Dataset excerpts
##########

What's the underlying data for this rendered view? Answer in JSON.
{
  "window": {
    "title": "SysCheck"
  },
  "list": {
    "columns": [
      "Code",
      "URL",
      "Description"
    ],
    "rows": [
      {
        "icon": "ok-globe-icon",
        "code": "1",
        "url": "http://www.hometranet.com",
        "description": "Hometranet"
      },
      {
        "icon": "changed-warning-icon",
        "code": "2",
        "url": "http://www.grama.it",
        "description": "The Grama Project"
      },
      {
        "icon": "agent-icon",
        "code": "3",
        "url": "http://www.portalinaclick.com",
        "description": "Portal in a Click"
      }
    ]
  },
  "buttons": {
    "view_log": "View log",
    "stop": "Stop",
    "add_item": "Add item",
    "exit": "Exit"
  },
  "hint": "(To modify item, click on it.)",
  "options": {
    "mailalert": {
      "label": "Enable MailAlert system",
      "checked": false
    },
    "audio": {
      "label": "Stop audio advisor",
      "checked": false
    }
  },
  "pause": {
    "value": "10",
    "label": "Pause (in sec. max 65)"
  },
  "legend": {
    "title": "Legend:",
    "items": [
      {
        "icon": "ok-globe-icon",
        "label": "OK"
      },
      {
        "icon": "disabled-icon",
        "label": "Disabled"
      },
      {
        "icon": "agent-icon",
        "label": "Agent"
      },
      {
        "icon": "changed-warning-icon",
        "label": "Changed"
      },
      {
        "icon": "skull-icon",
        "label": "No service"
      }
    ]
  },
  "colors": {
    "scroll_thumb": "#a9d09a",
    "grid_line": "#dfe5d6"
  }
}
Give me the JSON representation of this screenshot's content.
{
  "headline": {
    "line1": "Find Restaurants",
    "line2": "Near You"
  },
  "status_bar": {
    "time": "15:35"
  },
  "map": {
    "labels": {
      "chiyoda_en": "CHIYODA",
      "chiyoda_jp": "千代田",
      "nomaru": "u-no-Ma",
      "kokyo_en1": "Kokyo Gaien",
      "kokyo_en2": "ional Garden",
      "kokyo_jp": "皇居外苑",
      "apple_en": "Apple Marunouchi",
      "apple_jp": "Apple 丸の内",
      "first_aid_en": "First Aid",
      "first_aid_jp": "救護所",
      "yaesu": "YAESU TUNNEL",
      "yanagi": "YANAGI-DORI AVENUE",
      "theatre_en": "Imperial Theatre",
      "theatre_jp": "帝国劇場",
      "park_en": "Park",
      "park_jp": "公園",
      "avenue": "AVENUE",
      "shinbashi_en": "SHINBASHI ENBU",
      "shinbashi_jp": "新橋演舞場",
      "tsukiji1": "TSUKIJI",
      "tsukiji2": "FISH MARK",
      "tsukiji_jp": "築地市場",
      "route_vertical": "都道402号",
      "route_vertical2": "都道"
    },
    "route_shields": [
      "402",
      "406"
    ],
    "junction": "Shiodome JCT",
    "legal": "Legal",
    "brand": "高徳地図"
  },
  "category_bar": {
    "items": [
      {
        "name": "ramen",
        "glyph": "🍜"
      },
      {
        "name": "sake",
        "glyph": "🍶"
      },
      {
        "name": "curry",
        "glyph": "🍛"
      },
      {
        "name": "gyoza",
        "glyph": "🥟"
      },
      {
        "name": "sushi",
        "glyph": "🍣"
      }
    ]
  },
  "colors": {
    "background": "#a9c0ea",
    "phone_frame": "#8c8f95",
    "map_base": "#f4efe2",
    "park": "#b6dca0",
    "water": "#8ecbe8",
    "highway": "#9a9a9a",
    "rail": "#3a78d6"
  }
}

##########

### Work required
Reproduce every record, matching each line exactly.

### Reply
What's the underlying data for this rendered view? Answer in JSON.
{
  "window": {
    "title": "SysCheck"
  },
  "list": {
    "columns": [
      "Code",
      "URL",
      "Description"
    ],
    "rows": [
      {
        "icon": "ok-globe-icon",
        "code": "1",
        "url": "http://www.hometranet.com",
        "description": "Hometranet"
      },
      {
        "icon": "changed-warning-icon",
        "code": "2",
        "url": "http://www.grama.it",
        "description": "The Grama Project"
      },
      {
        "icon": "agent-icon",
        "code": "3",
        "url": "http://www.portalinaclick.com",
        "description": "Portal in a Click"
      }
    ]
  },
  "buttons": {
    "view_log": "View log",
    "stop": "Stop",
    "add_item": "Add item",
    "exit": "Exit"
  },
  "hint": "(To modify item, click on it.)",
  "options": {
    "mailalert": {
      "label": "Enable MailAlert system",
      "checked": false
    },
    "audio": {
      "label": "Stop audio advisor",
      "checked": false
    }
  },
  "pause": {
    "value": "10",
    "label": "Pause (in sec. max 65)"
  },
  "legend": {
    "title": "Legend:",
    "items": [
      {
        "icon": "ok-globe-icon",
        "label": "OK"
      },
      {
        "icon": "disabled-icon",
        "label": "Disabled"
      },
      {
        "icon": "agent-icon",
        "label": "Agent"
      },
      {
        "icon": "changed-warning-icon",
        "label": "Changed"
      },
      {
        "icon": "skull-icon",
        "label": "No service"
      }
    ]
  },
  "colors": {
    "scroll_thumb": "#a9d09a",
    "grid_line": "#dfe5d6"
  }
}
Give me the JSON representation of this screenshot's content.
{
  "headline": {
    "line1": "Find Restaurants",
    "line2": "Near You"
  },
  "status_bar": {
    "time": "15:35"
  },
  "map": {
    "labels": {
      "chiyoda_en": "CHIYODA",
      "chiyoda_jp": "千代田",
      "nomaru": "u-no-Ma",
      "kokyo_en1": "Kokyo Gaien",
      "kokyo_en2": "ional Garden",
      "kokyo_jp": "皇居外苑",
      "apple_en": "Apple Marunouchi",
      "apple_jp": "Apple 丸の内",
      "first_aid_en": "First Aid",
      "first_aid_jp": "救護所",
      "yaesu": "YAESU TUNNEL",
      "yanagi": "YANAGI-DORI AVENUE",
      "theatre_en": "Imperial Theatre",
      "theatre_jp": "帝国劇場",
      "park_en": "Park",
      "park_jp": "公園",
      "avenue": "AVENUE",
      "shinbashi_en": "SHINBASHI ENBU",
      "shinbashi_jp": "新橋演舞場",
      "tsukiji1": "TSUKIJI",
      "tsukiji2": "FISH MARK",
      "tsukiji_jp": "築地市場",
      "route_vertical": "都道402号",
      "route_vertical2": "都道"
    },
    "route_shields": [
      "402",
      "406"
    ],
    "junction": "Shiodome JCT",
    "legal": "Legal",
    "brand": "高徳地図"
  },
  "category_bar": {
    "items": [
      {
        "name": "ramen",
        "glyph": "🍜"
      },
      {
        "name": "sake",
        "glyph": "🍶"
      },
      {
        "name": "curry",
        "glyph": "🍛"
      },
      {
        "name": "gyoza",
        "glyph": "🥟"
      },
      {
        "name": "sushi",
        "glyph": "🍣"
      }
    ]
  },
  "colors": {
    "background": "#a9c0ea",
    "phone_frame": "#8c8f95",
    "map_base": "#f4efe2",
    "park": "#b6dca0",
    "water": "#8ecbe8",
    "highway": "#9a9a9a",
    "rail": "#3a78d6"
  }
}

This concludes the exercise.